::: EXERCISE MATERIALS

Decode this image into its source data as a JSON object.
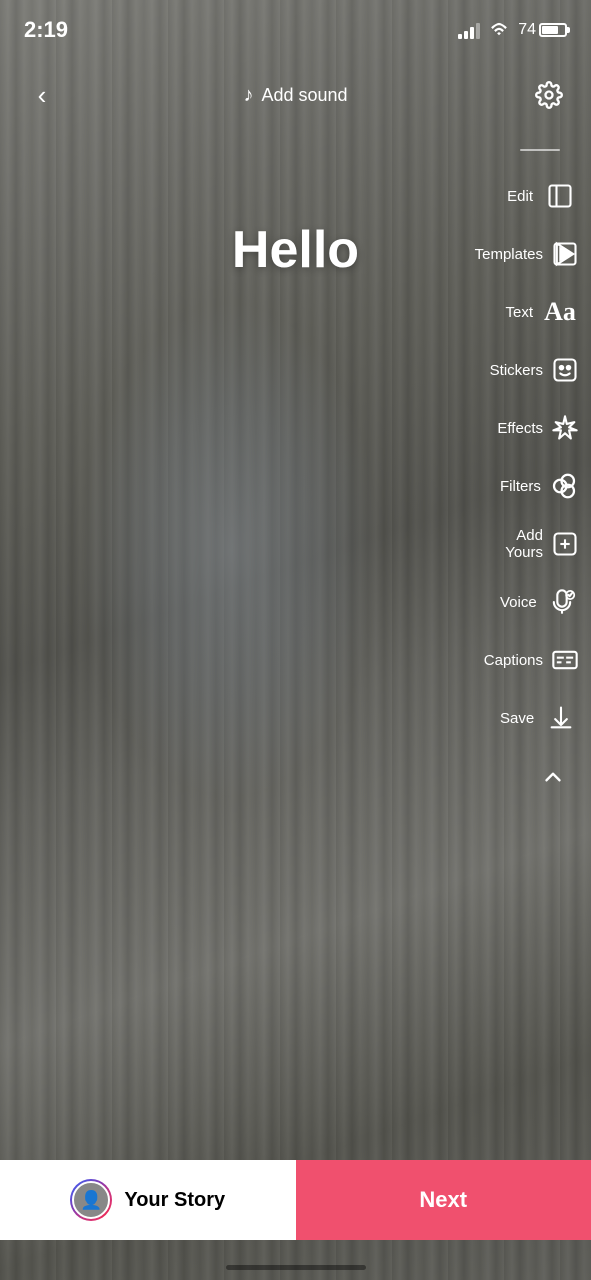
{
  "statusBar": {
    "time": "2:19",
    "battery": "74"
  },
  "header": {
    "addSound": "Add sound",
    "backLabel": "‹"
  },
  "canvas": {
    "helloText": "Hello"
  },
  "toolbar": {
    "dividerVisible": true,
    "items": [
      {
        "id": "edit",
        "label": "Edit",
        "icon": "edit"
      },
      {
        "id": "templates",
        "label": "Templates",
        "icon": "templates"
      },
      {
        "id": "text",
        "label": "Text",
        "icon": "text"
      },
      {
        "id": "stickers",
        "label": "Stickers",
        "icon": "stickers"
      },
      {
        "id": "effects",
        "label": "Effects",
        "icon": "effects"
      },
      {
        "id": "filters",
        "label": "Filters",
        "icon": "filters"
      },
      {
        "id": "add-yours",
        "label": "Add Yours",
        "icon": "add-yours"
      },
      {
        "id": "voice",
        "label": "Voice",
        "icon": "voice"
      },
      {
        "id": "captions",
        "label": "Captions",
        "icon": "captions"
      },
      {
        "id": "save",
        "label": "Save",
        "icon": "save"
      }
    ]
  },
  "bottomBar": {
    "yourStoryLabel": "Your Story",
    "nextLabel": "Next"
  }
}
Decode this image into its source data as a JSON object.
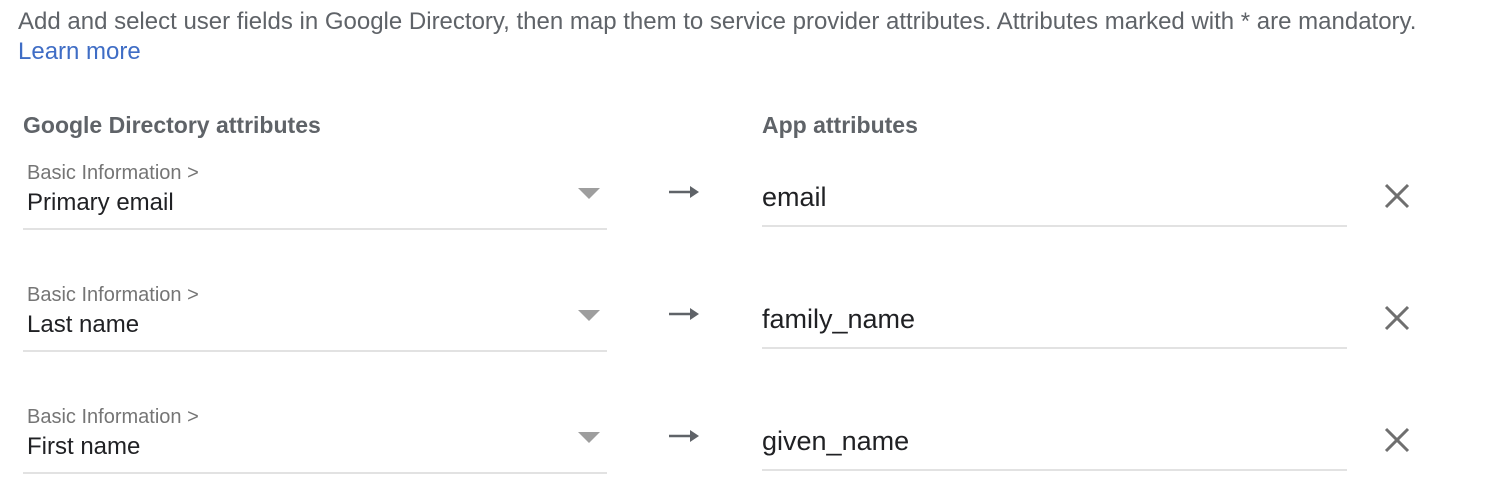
{
  "intro": {
    "text": "Add and select user fields in Google Directory, then map them to service provider attributes. Attributes marked with * are mandatory.",
    "learn_more": "Learn more"
  },
  "columns": {
    "left_header": "Google Directory attributes",
    "right_header": "App attributes"
  },
  "mappings": [
    {
      "category": "Basic Information >",
      "directory_attribute": "Primary email",
      "app_attribute": "email"
    },
    {
      "category": "Basic Information >",
      "directory_attribute": "Last name",
      "app_attribute": "family_name"
    },
    {
      "category": "Basic Information >",
      "directory_attribute": "First name",
      "app_attribute": "given_name"
    }
  ],
  "icons": {
    "arrow": "arrow-right-icon",
    "remove": "close-icon",
    "dropdown": "dropdown-caret-icon"
  },
  "colors": {
    "link": "#3f6dc5",
    "text_secondary": "#5f6368",
    "text_primary": "#202124",
    "underline": "#e2e2e2"
  }
}
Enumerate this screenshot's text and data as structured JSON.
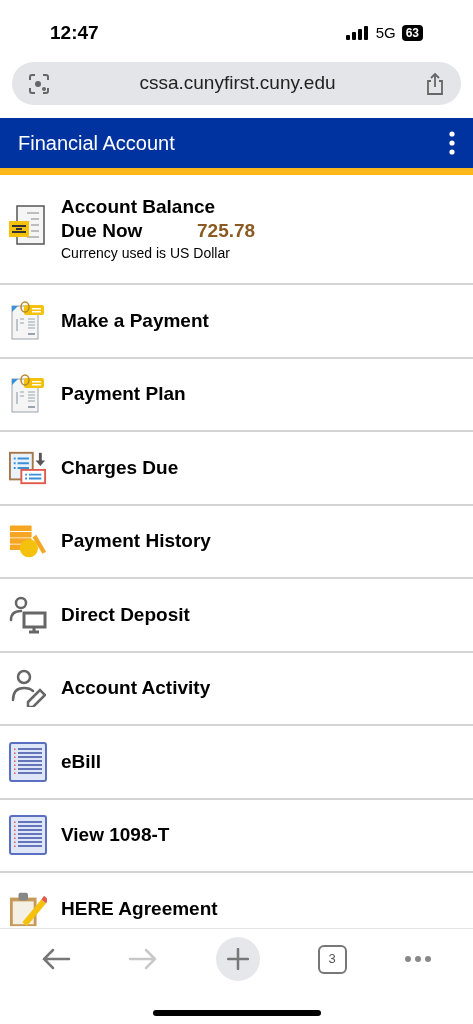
{
  "status_bar": {
    "time": "12:47",
    "network": "5G",
    "battery": "63"
  },
  "browser": {
    "url": "cssa.cunyfirst.cuny.edu",
    "tab_count": "3"
  },
  "header": {
    "title": "Financial Account"
  },
  "balance": {
    "title": "Account Balance",
    "label": "Due Now",
    "amount": "725.78",
    "note": "Currency used is US Dollar"
  },
  "menu_items": [
    {
      "label": "Make a Payment",
      "kind": "clip-doc"
    },
    {
      "label": "Payment Plan",
      "kind": "clip-doc"
    },
    {
      "label": "Charges Due",
      "kind": "charges"
    },
    {
      "label": "Payment History",
      "kind": "coins"
    },
    {
      "label": "Direct Deposit",
      "kind": "person-monitor"
    },
    {
      "label": "Account Activity",
      "kind": "person-pencil"
    },
    {
      "label": "eBill",
      "kind": "list-doc"
    },
    {
      "label": "View 1098-T",
      "kind": "list-doc"
    },
    {
      "label": "HERE Agreement",
      "kind": "clipboard-pencil"
    }
  ]
}
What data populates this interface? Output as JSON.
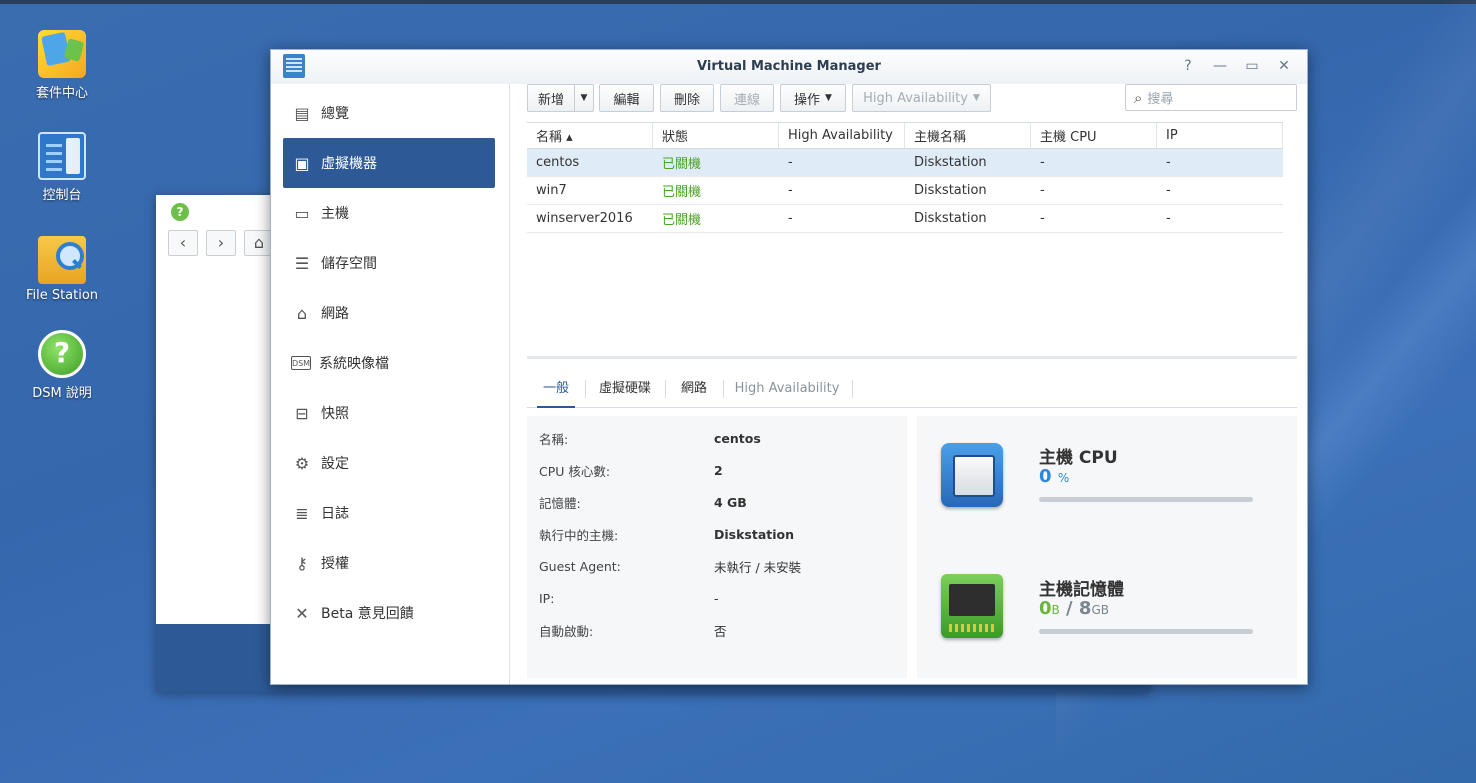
{
  "desktop": {
    "icons": [
      {
        "label": "套件中心",
        "icon": "package-center-icon"
      },
      {
        "label": "控制台",
        "icon": "control-panel-icon"
      },
      {
        "label": "File Station",
        "icon": "file-station-icon"
      },
      {
        "label": "DSM 說明",
        "icon": "dsm-help-icon"
      }
    ]
  },
  "bg_window": {
    "help_glyph": "?"
  },
  "window": {
    "title": "Virtual Machine Manager",
    "controls": {
      "help": "?",
      "minimize": "—",
      "maximize": "▭",
      "close": "✕"
    }
  },
  "sidebar": {
    "items": [
      {
        "label": "總覽",
        "icon": "overview-icon",
        "active": false
      },
      {
        "label": "虛擬機器",
        "icon": "virtual-machine-icon",
        "active": true
      },
      {
        "label": "主機",
        "icon": "host-icon",
        "active": false
      },
      {
        "label": "儲存空間",
        "icon": "storage-icon",
        "active": false
      },
      {
        "label": "網路",
        "icon": "network-icon",
        "active": false
      },
      {
        "label": "系統映像檔",
        "icon": "image-icon",
        "active": false
      },
      {
        "label": "快照",
        "icon": "snapshot-icon",
        "active": false
      },
      {
        "label": "設定",
        "icon": "settings-gear-icon",
        "active": false
      },
      {
        "label": "日誌",
        "icon": "log-icon",
        "active": false
      },
      {
        "label": "授權",
        "icon": "license-key-icon",
        "active": false
      },
      {
        "label": "Beta 意見回饋",
        "icon": "feedback-wrench-icon",
        "active": false
      }
    ]
  },
  "toolbar": {
    "create": "新增",
    "edit": "編輯",
    "delete": "刪除",
    "connect": "連線",
    "action": "操作",
    "high_availability": "High Availability",
    "search_placeholder": "搜尋"
  },
  "grid": {
    "columns": [
      "名稱 ▴",
      "狀態",
      "High Availability",
      "主機名稱",
      "主機 CPU",
      "IP"
    ],
    "rows": [
      [
        "centos",
        "已關機",
        "-",
        "Diskstation",
        "-",
        "-"
      ],
      [
        "win7",
        "已關機",
        "-",
        "Diskstation",
        "-",
        "-"
      ],
      [
        "winserver2016",
        "已關機",
        "-",
        "Diskstation",
        "-",
        "-"
      ]
    ],
    "selected_row": 0
  },
  "detail_tabs": [
    "一般",
    "虛擬硬碟",
    "網路",
    "High Availability"
  ],
  "general": [
    {
      "key": "名稱:",
      "value": "centos"
    },
    {
      "key": "CPU 核心數:",
      "value": "2"
    },
    {
      "key": "記憶體:",
      "value": "4 GB"
    },
    {
      "key": "執行中的主機:",
      "value": "Diskstation"
    },
    {
      "key": "Guest Agent:",
      "value": "未執行 / 未安裝"
    },
    {
      "key": "IP:",
      "value": "-"
    },
    {
      "key": "自動啟動:",
      "value": "否"
    }
  ],
  "meters": {
    "cpu": {
      "title": "主機 CPU",
      "value": "0",
      "unit": "%",
      "fraction": 0,
      "color": "#2f86d6"
    },
    "memory": {
      "title": "主機記憶體",
      "used": "0",
      "used_unit": "B",
      "sep": "/",
      "total": "8",
      "total_unit": "GB",
      "fraction": 0,
      "used_color": "#6cb33f",
      "total_color": "#7a8590"
    }
  }
}
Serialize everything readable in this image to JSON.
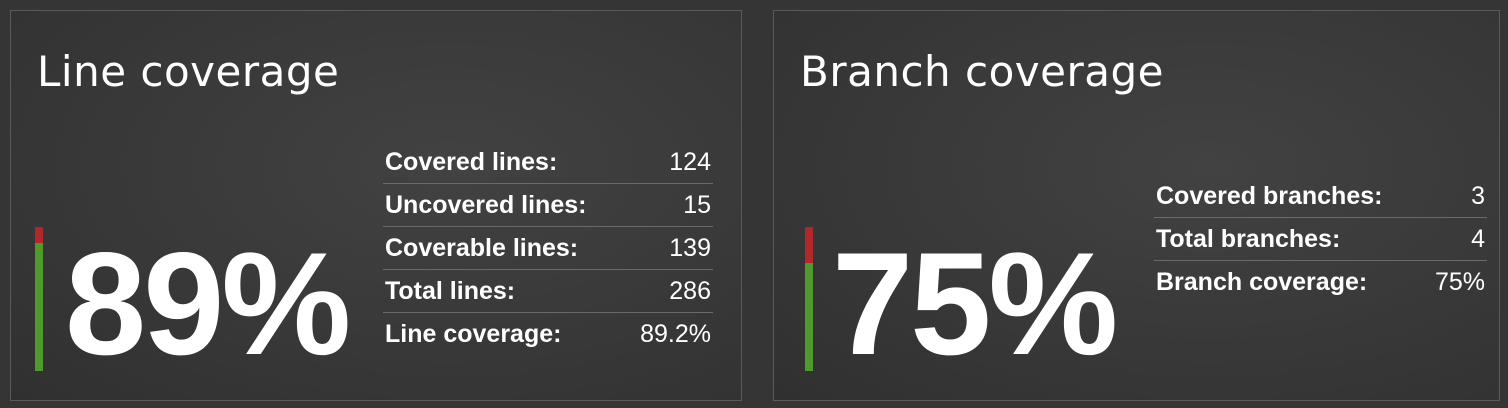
{
  "line_coverage": {
    "title": "Line coverage",
    "percent_text": "89%",
    "bar_covered_fraction": 0.892,
    "stats": [
      {
        "label": "Covered lines:",
        "value": "124"
      },
      {
        "label": "Uncovered lines:",
        "value": "15"
      },
      {
        "label": "Coverable lines:",
        "value": "139"
      },
      {
        "label": "Total lines:",
        "value": "286"
      },
      {
        "label": "Line coverage:",
        "value": "89.2%"
      }
    ]
  },
  "branch_coverage": {
    "title": "Branch coverage",
    "percent_text": "75%",
    "bar_covered_fraction": 0.75,
    "stats": [
      {
        "label": "Covered branches:",
        "value": "3"
      },
      {
        "label": "Total branches:",
        "value": "4"
      },
      {
        "label": "Branch coverage:",
        "value": "75%"
      }
    ]
  },
  "colors": {
    "covered": "#4f9a2a",
    "uncovered": "#b0282a",
    "background": "#353535"
  }
}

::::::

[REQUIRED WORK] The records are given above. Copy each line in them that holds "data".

[ANSWER AREA]
Decode this image into its source data as a JSON object.
Decode this image into its source data as a JSON object.
Enumerate this screenshot's text and data as structured JSON.
What data populates this interface? Output as JSON.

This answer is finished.